[Record set]

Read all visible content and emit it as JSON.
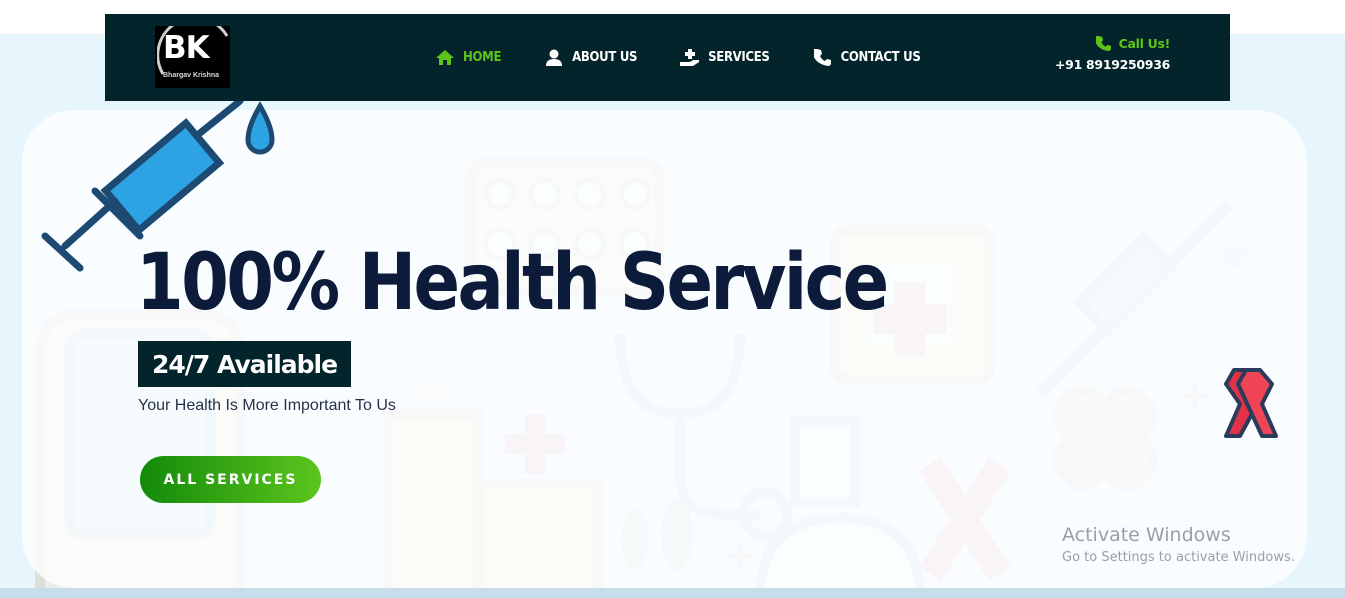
{
  "brand": {
    "logo_text": "BK",
    "logo_subtitle": "Bhargav Krishna"
  },
  "nav": {
    "items": [
      {
        "label": "HOME",
        "icon": "home-icon",
        "active": true
      },
      {
        "label": "ABOUT US",
        "icon": "user-icon",
        "active": false
      },
      {
        "label": "SERVICES",
        "icon": "hand-medical-icon",
        "active": false
      },
      {
        "label": "CONTACT US",
        "icon": "phone-icon",
        "active": false
      }
    ]
  },
  "call": {
    "label": "Call Us!",
    "phone": "+91 8919250936",
    "icon": "phone-icon"
  },
  "hero": {
    "title": "100% Health Service",
    "badge": "24/7 Available",
    "tagline": "Your Health Is More Important To Us",
    "button_label": "ALL SERVICES"
  },
  "watermark": {
    "title": "Activate Windows",
    "subtitle": "Go to Settings to activate Windows."
  },
  "colors": {
    "header_bg": "#03242b",
    "accent_green": "#5ec41a",
    "title_navy": "#0c1b3a",
    "hero_bg": "#e6f6fc"
  }
}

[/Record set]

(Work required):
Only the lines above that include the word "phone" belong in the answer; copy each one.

(Response for this exercise):
        "icon": "phone-icon",
    "phone": "+91 8919250936",
    "icon": "phone-icon"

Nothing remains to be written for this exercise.